This tour was very obnoxious – they come in to a small, enclosed area and if the guide isn’t yelling through their mike, the people are yelling at each other (likely “Look at the foreigners”).

(Ed. note: For the sake of accuracy and journalistic integrity, the 5 preceding photos were actually taken on Friday, the day we visited The Forbidden City, and not after we went to The Great Wall.)

On our last night, we decided we really had to try Peking Duck.  Officially, it is now supposed to be called Beijing Duck but somehow it just doesn’t have the same ring to it.  After reading the Lonely Planet guide book (thanks, Michael and Barb), we decided on Dadong, where the duck is purported to be 43.5% leaner than others.  Pretty exacting numbers, we thought, and decided to give it a shot.  We asked the concierge to call us a cab but instead, he directed us to a new Dadong a block away, just off Wangfujing Lu, a pedestrian shopping street.  WOW!  It was an average-looking sort of restaurant with pretensions to modernity, but the food was simply amazing.  Of course we ordered the duck immediately upon seating, as it takes some time to prepare.  Then, we started with duck pate, enough for 4 people at least.  Really really good.  Then sauteed eggplant with about 20 garlic cloves and a wonderful sauce.  Again, amazing.  We weren’t expecting fried rice noodles with osmanthes to be anything special but it was fantastic!  First the accoutrements, then the duck finally arrived.  It is hard to describe how delicious this was.  The skin was crisp and razor-thin, and dipped in sugar, it literally melted in your mouth.  The duck meat was unbelievable–so lean, moist and delicious!  The finale was  fresh lichee, still on the branch, set in bubbling dry ice.  Too much wine and a few scotch for Geoff and the meal was perfect!  No question it was the best meal we have had in China.  Cost?  $150 and worth every penny.

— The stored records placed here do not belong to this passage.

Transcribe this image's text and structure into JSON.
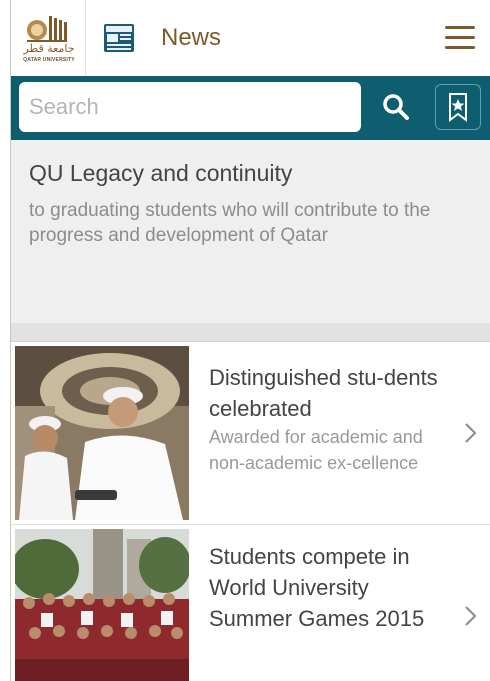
{
  "header": {
    "logo": {
      "arabic": "جامعة قطر",
      "english": "QATAR UNIVERSITY"
    },
    "title": "News",
    "icons": {
      "news": "newspaper-icon",
      "menu": "hamburger-menu-icon"
    }
  },
  "search": {
    "placeholder": "Search",
    "value": "",
    "icons": {
      "search": "search-icon",
      "bookmark": "bookmark-star-icon"
    }
  },
  "feature": {
    "title": "QU Legacy and continuity",
    "subtitle": "to graduating students who will contribute to the progress and development of Qatar"
  },
  "news_items": [
    {
      "title": "Distinguished stu-dents celebrated",
      "subtitle": "Awarded for academic and non-academic ex-cellence"
    },
    {
      "title": "Students compete in World University Summer Games 2015",
      "subtitle": ""
    }
  ],
  "colors": {
    "brand_brown": "#7d5a2c",
    "teal_bar": "#0e5e6f",
    "feature_bg": "#efefef"
  }
}
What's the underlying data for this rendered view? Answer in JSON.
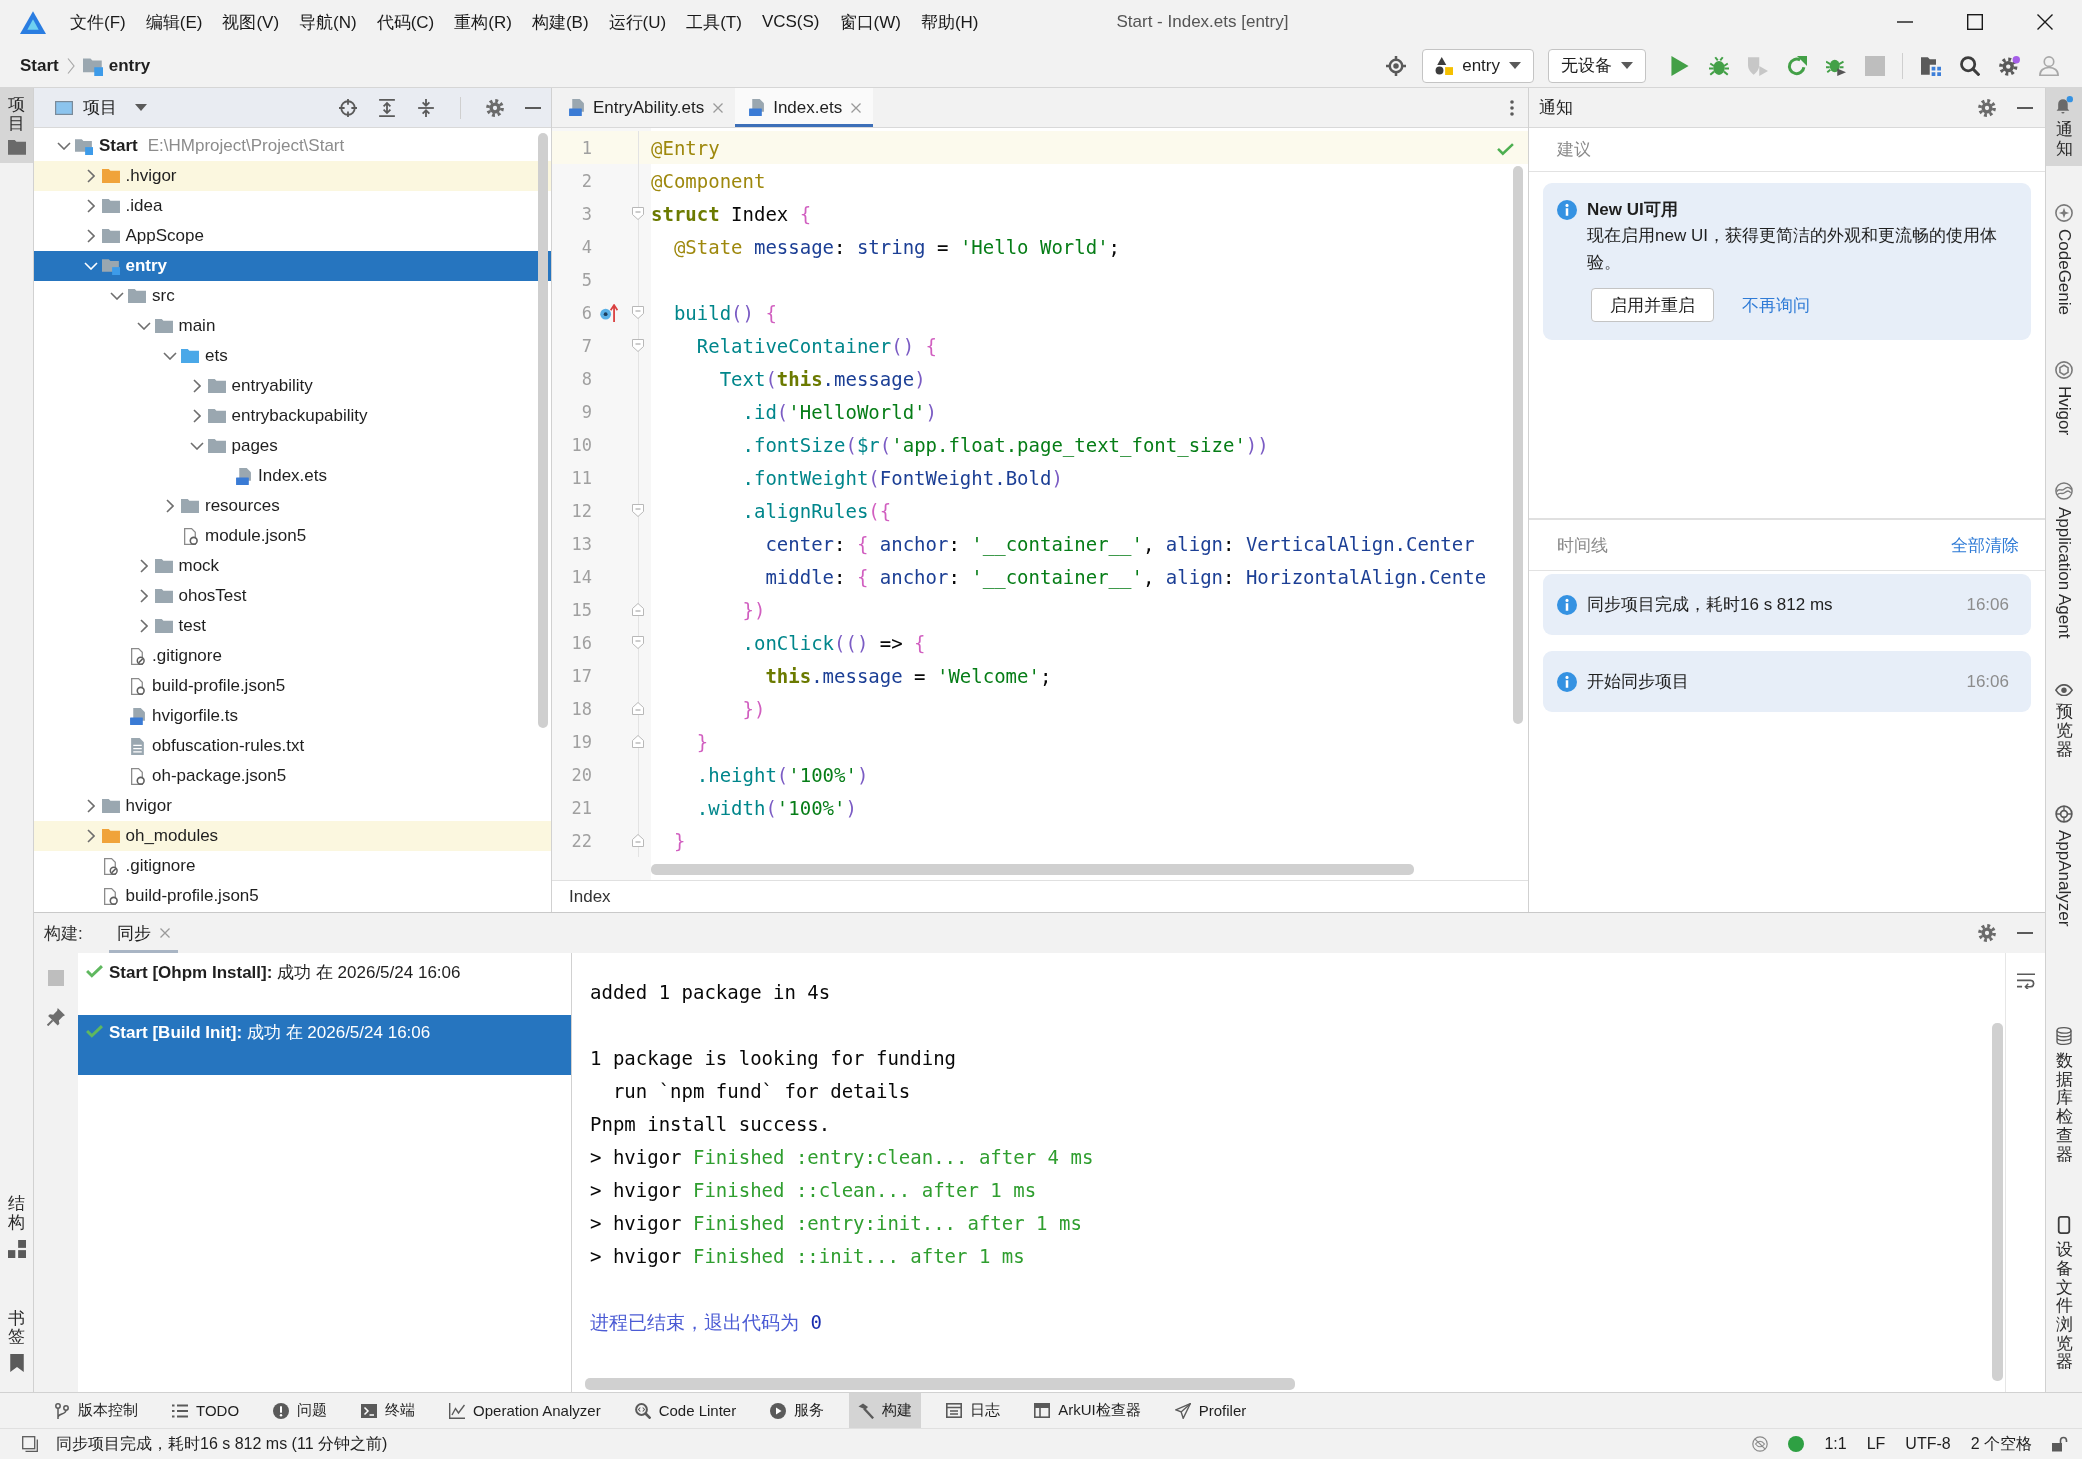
{
  "window": {
    "title": "Start - Index.ets [entry]",
    "menu": [
      "文件(F)",
      "编辑(E)",
      "视图(V)",
      "导航(N)",
      "代码(C)",
      "重构(R)",
      "构建(B)",
      "运行(U)",
      "工具(T)",
      "VCS(S)",
      "窗口(W)",
      "帮助(H)"
    ]
  },
  "nav_bar": {
    "breadcrumbs": [
      "Start",
      "entry"
    ],
    "run_config": "entry",
    "device": "无设备",
    "actions": [
      {
        "disabled": false
      },
      {
        "disabled": false
      },
      {
        "disabled": true
      },
      {
        "disabled": false
      },
      {
        "disabled": false
      },
      {
        "disabled": true
      }
    ]
  },
  "left_stripe": {
    "top": [
      {
        "label": "项目",
        "selected": true
      }
    ],
    "bottom": [
      {
        "label": "结构",
        "selected": false
      },
      {
        "label": "书签",
        "selected": false
      }
    ]
  },
  "project_panel": {
    "title": "项目",
    "tree": [
      {
        "name": "Start",
        "path": "E:\\HMproject\\Project\\Start",
        "kind": "module",
        "expanded": true,
        "selected": false,
        "children": [
          {
            "name": ".hvigor",
            "kind": "excluded",
            "expanded": false,
            "selected": false
          },
          {
            "name": ".idea",
            "kind": "folder",
            "expanded": false,
            "selected": false
          },
          {
            "name": "AppScope",
            "kind": "folder",
            "expanded": false,
            "selected": false
          },
          {
            "name": "entry",
            "kind": "module",
            "expanded": true,
            "selected": true,
            "children": [
              {
                "name": "src",
                "kind": "folder",
                "expanded": true,
                "selected": false,
                "children": [
                  {
                    "name": "main",
                    "kind": "folder",
                    "expanded": true,
                    "selected": false,
                    "children": [
                      {
                        "name": "ets",
                        "kind": "source",
                        "expanded": true,
                        "selected": false,
                        "children": [
                          {
                            "name": "entryability",
                            "kind": "folder",
                            "expanded": false,
                            "selected": false
                          },
                          {
                            "name": "entrybackupability",
                            "kind": "folder",
                            "expanded": false,
                            "selected": false
                          },
                          {
                            "name": "pages",
                            "kind": "folder",
                            "expanded": true,
                            "selected": false,
                            "children": [
                              {
                                "name": "Index.ets",
                                "kind": "script",
                                "selected": false
                              }
                            ]
                          }
                        ]
                      },
                      {
                        "name": "resources",
                        "kind": "folder",
                        "expanded": false,
                        "selected": false
                      },
                      {
                        "name": "module.json5",
                        "kind": "config",
                        "selected": false
                      }
                    ]
                  },
                  {
                    "name": "mock",
                    "kind": "folder",
                    "expanded": false,
                    "selected": false
                  },
                  {
                    "name": "ohosTest",
                    "kind": "folder",
                    "expanded": false,
                    "selected": false
                  },
                  {
                    "name": "test",
                    "kind": "folder",
                    "expanded": false,
                    "selected": false
                  }
                ]
              },
              {
                "name": ".gitignore",
                "kind": "ignore",
                "selected": false
              },
              {
                "name": "build-profile.json5",
                "kind": "config",
                "selected": false
              },
              {
                "name": "hvigorfile.ts",
                "kind": "script",
                "selected": false
              },
              {
                "name": "obfuscation-rules.txt",
                "kind": "text",
                "selected": false
              },
              {
                "name": "oh-package.json5",
                "kind": "config",
                "selected": false
              }
            ]
          },
          {
            "name": "hvigor",
            "kind": "folder",
            "expanded": false,
            "selected": false
          },
          {
            "name": "oh_modules",
            "kind": "excluded",
            "expanded": false,
            "selected": false
          },
          {
            "name": ".gitignore",
            "kind": "ignore",
            "selected": false
          },
          {
            "name": "build-profile.json5",
            "kind": "config",
            "selected": false
          }
        ]
      }
    ]
  },
  "editor": {
    "tabs": [
      {
        "label": "EntryAbility.ets",
        "selected": false
      },
      {
        "label": "Index.ets",
        "selected": true
      }
    ],
    "lines": [
      {
        "number": "1",
        "current": true,
        "tokens": [
          {
            "kind": "decorator",
            "text": "@Entry"
          }
        ]
      },
      {
        "number": "2",
        "current": false,
        "tokens": [
          {
            "kind": "decorator",
            "text": "@Component"
          }
        ]
      },
      {
        "number": "3",
        "current": false,
        "fold_open": true,
        "tokens": [
          {
            "kind": "keyword",
            "text": "struct"
          },
          {
            "kind": "plain",
            "text": " Index "
          },
          {
            "kind": "brace",
            "text": "{"
          }
        ]
      },
      {
        "number": "4",
        "current": false,
        "tokens": [
          {
            "kind": "decorator",
            "text": "  @State"
          },
          {
            "kind": "field",
            "text": " message"
          },
          {
            "kind": "plain",
            "text": ": "
          },
          {
            "kind": "field",
            "text": "string"
          },
          {
            "kind": "plain",
            "text": " = "
          },
          {
            "kind": "string",
            "text": "'Hello World'"
          },
          {
            "kind": "plain",
            "text": ";"
          }
        ]
      },
      {
        "number": "5",
        "current": false
      },
      {
        "number": "6",
        "current": false,
        "fold_open": true,
        "gutter_mark": true,
        "tokens": [
          {
            "kind": "func",
            "text": "  build"
          },
          {
            "kind": "paren",
            "text": "()"
          },
          {
            "kind": "brace",
            "text": " {"
          }
        ]
      },
      {
        "number": "7",
        "current": false,
        "fold_open": true,
        "tokens": [
          {
            "kind": "func",
            "text": "    RelativeContainer"
          },
          {
            "kind": "paren",
            "text": "()"
          },
          {
            "kind": "brace",
            "text": " {"
          }
        ]
      },
      {
        "number": "8",
        "current": false,
        "tokens": [
          {
            "kind": "func",
            "text": "      Text"
          },
          {
            "kind": "paren",
            "text": "("
          },
          {
            "kind": "keyword",
            "text": "this"
          },
          {
            "kind": "field",
            "text": ".message"
          },
          {
            "kind": "paren",
            "text": ")"
          }
        ]
      },
      {
        "number": "9",
        "current": false,
        "tokens": [
          {
            "kind": "func",
            "text": "        .id"
          },
          {
            "kind": "paren",
            "text": "("
          },
          {
            "kind": "string",
            "text": "'HelloWorld'"
          },
          {
            "kind": "paren",
            "text": ")"
          }
        ]
      },
      {
        "number": "10",
        "current": false,
        "tokens": [
          {
            "kind": "func",
            "text": "        .fontSize"
          },
          {
            "kind": "paren",
            "text": "("
          },
          {
            "kind": "func",
            "text": "$r"
          },
          {
            "kind": "paren",
            "text": "("
          },
          {
            "kind": "string",
            "text": "'app.float.page_text_font_size'"
          },
          {
            "kind": "paren",
            "text": "))"
          }
        ]
      },
      {
        "number": "11",
        "current": false,
        "tokens": [
          {
            "kind": "func",
            "text": "        .fontWeight"
          },
          {
            "kind": "paren",
            "text": "("
          },
          {
            "kind": "field",
            "text": "FontWeight.Bold"
          },
          {
            "kind": "paren",
            "text": ")"
          }
        ]
      },
      {
        "number": "12",
        "current": false,
        "fold_open": true,
        "tokens": [
          {
            "kind": "func",
            "text": "        .alignRules"
          },
          {
            "kind": "brace",
            "text": "({"
          }
        ]
      },
      {
        "number": "13",
        "current": false,
        "tokens": [
          {
            "kind": "field",
            "text": "          center"
          },
          {
            "kind": "plain",
            "text": ": "
          },
          {
            "kind": "brace",
            "text": "{"
          },
          {
            "kind": "field",
            "text": " anchor"
          },
          {
            "kind": "plain",
            "text": ": "
          },
          {
            "kind": "string",
            "text": "'__container__'"
          },
          {
            "kind": "plain",
            "text": ", "
          },
          {
            "kind": "field",
            "text": "align"
          },
          {
            "kind": "plain",
            "text": ": "
          },
          {
            "kind": "field",
            "text": "VerticalAlign.Center"
          }
        ]
      },
      {
        "number": "14",
        "current": false,
        "tokens": [
          {
            "kind": "field",
            "text": "          middle"
          },
          {
            "kind": "plain",
            "text": ": "
          },
          {
            "kind": "brace",
            "text": "{"
          },
          {
            "kind": "field",
            "text": " anchor"
          },
          {
            "kind": "plain",
            "text": ": "
          },
          {
            "kind": "string",
            "text": "'__container__'"
          },
          {
            "kind": "plain",
            "text": ", "
          },
          {
            "kind": "field",
            "text": "align"
          },
          {
            "kind": "plain",
            "text": ": "
          },
          {
            "kind": "field",
            "text": "HorizontalAlign.Cente"
          }
        ]
      },
      {
        "number": "15",
        "current": false,
        "fold_close": true,
        "tokens": [
          {
            "kind": "brace",
            "text": "        })"
          }
        ]
      },
      {
        "number": "16",
        "current": false,
        "fold_open": true,
        "tokens": [
          {
            "kind": "func",
            "text": "        .onClick"
          },
          {
            "kind": "paren",
            "text": "(()"
          },
          {
            "kind": "plain",
            "text": " => "
          },
          {
            "kind": "brace",
            "text": "{"
          }
        ]
      },
      {
        "number": "17",
        "current": false,
        "tokens": [
          {
            "kind": "keyword",
            "text": "          this"
          },
          {
            "kind": "field",
            "text": ".message"
          },
          {
            "kind": "plain",
            "text": " = "
          },
          {
            "kind": "string",
            "text": "'Welcome'"
          },
          {
            "kind": "plain",
            "text": ";"
          }
        ]
      },
      {
        "number": "18",
        "current": false,
        "fold_close": true,
        "tokens": [
          {
            "kind": "brace",
            "text": "        })"
          }
        ]
      },
      {
        "number": "19",
        "current": false,
        "fold_close": true,
        "tokens": [
          {
            "kind": "brace",
            "text": "    }"
          }
        ]
      },
      {
        "number": "20",
        "current": false,
        "tokens": [
          {
            "kind": "func",
            "text": "    .height"
          },
          {
            "kind": "paren",
            "text": "("
          },
          {
            "kind": "string",
            "text": "'100%'"
          },
          {
            "kind": "paren",
            "text": ")"
          }
        ]
      },
      {
        "number": "21",
        "current": false,
        "tokens": [
          {
            "kind": "func",
            "text": "    .width"
          },
          {
            "kind": "paren",
            "text": "("
          },
          {
            "kind": "string",
            "text": "'100%'"
          },
          {
            "kind": "paren",
            "text": ")"
          }
        ]
      },
      {
        "number": "22",
        "current": false,
        "fold_close": true,
        "tokens": [
          {
            "kind": "brace",
            "text": "  }"
          }
        ]
      }
    ],
    "breadcrumb": "Index"
  },
  "notifications": {
    "title": "通知",
    "suggestions_label": "建议",
    "suggestion": {
      "title": "New UI可用",
      "body": "现在启用new UI，获得更简洁的外观和更流畅的使用体验。",
      "button": "启用并重启",
      "link": "不再询问"
    },
    "timeline_label": "时间线",
    "clear_all": "全部清除",
    "timeline": [
      {
        "text": "同步项目完成，耗时16 s 812 ms",
        "time": "16:06"
      },
      {
        "text": "开始同步项目",
        "time": "16:06"
      }
    ]
  },
  "right_stripe": {
    "top": [
      {
        "label": "通知",
        "selected": true
      },
      {
        "label": "CodeGenie",
        "selected": false
      },
      {
        "label": "Hvigor",
        "selected": false
      },
      {
        "label": "Application Agent",
        "selected": false
      },
      {
        "label": "预览器",
        "selected": false
      },
      {
        "label": "AppAnalyzer",
        "selected": false
      }
    ],
    "bottom": [
      {
        "label": "数据库检查器",
        "selected": false
      },
      {
        "label": "设备文件浏览器",
        "selected": false
      }
    ]
  },
  "build_panel": {
    "label": "构建:",
    "tabs": [
      {
        "label": "同步",
        "selected": true
      }
    ],
    "stop_disabled": true,
    "tasks": [
      {
        "text": "**Start [Ohpm Install]:** 成功 在 2026/5/24 16:06",
        "selected": false
      },
      {
        "text": "**Start [Build Init]:** 成功 在 2026/5/24 16:06",
        "selected": true
      }
    ],
    "console": [
      {
        "lines": [
          [
            {
              "kind": "plain",
              "text": "added 1 package in 4s"
            }
          ]
        ]
      },
      {
        "lines": [
          [
            {
              "kind": "plain",
              "text": "1 package is looking for funding"
            }
          ],
          [
            {
              "kind": "plain",
              "text": "  run `npm fund` for details"
            }
          ],
          [
            {
              "kind": "plain",
              "text": "Pnpm install success."
            }
          ],
          [
            {
              "kind": "plain",
              "text": "> hvigor "
            },
            {
              "kind": "success",
              "text": "Finished :entry:clean... after 4 ms"
            }
          ],
          [
            {
              "kind": "plain",
              "text": "> hvigor "
            },
            {
              "kind": "success",
              "text": "Finished ::clean... after 1 ms"
            }
          ],
          [
            {
              "kind": "plain",
              "text": "> hvigor "
            },
            {
              "kind": "success",
              "text": "Finished :entry:init... after 1 ms"
            }
          ],
          [
            {
              "kind": "plain",
              "text": "> hvigor "
            },
            {
              "kind": "success",
              "text": "Finished ::init... after 1 ms"
            }
          ]
        ]
      },
      {
        "lines": [
          [
            {
              "kind": "system",
              "text": "进程已结束，退出代码为 "
            },
            {
              "kind": "code",
              "text": "0"
            }
          ]
        ]
      }
    ]
  },
  "tool_windows": [
    {
      "label": "版本控制",
      "selected": false
    },
    {
      "label": "TODO",
      "selected": false
    },
    {
      "label": "问题",
      "selected": false
    },
    {
      "label": "终端",
      "selected": false
    },
    {
      "label": "Operation Analyzer",
      "selected": false
    },
    {
      "label": "Code Linter",
      "selected": false
    },
    {
      "label": "服务",
      "selected": false
    },
    {
      "label": "构建",
      "selected": true
    },
    {
      "label": "日志",
      "selected": false
    },
    {
      "label": "ArkUI检查器",
      "selected": false
    },
    {
      "label": "Profiler",
      "selected": false
    }
  ],
  "status_bar": {
    "message": "同步项目完成，耗时16 s 812 ms (11 分钟之前)",
    "position": "1:1",
    "line_separator": "LF",
    "encoding": "UTF-8",
    "indent": "2 个空格"
  }
}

More rain greeted us on our last day so we rented a private cab to take us out to the Bird Nest, then on to the airport.  We all saw this structure during the 2008 Olympics, and it still has the power to inspire.  The beams that make up the ‘nest’ are huge– Geoff stood in the picture for perspective –with lots of odd angles that make for lots of dusty ledges, very difficult to clean.  It is, nonetheless, a wonderful stadium, still in use.

The Bird Nest from afar - sort of. We are in the Olympic Park.

The Bird Nest from afar – sort of. We are in the Olympic Park.

Look at me - I can stand on one foot!

Look at me – I can stand on one foot!

I am sooooooo tiny!!

I am sooooooo tiny!!

Because of the weather, we didn’t bother with the Summer Palace or the Temple of Heaven, but we enjoyed our quick view of the capital just the same.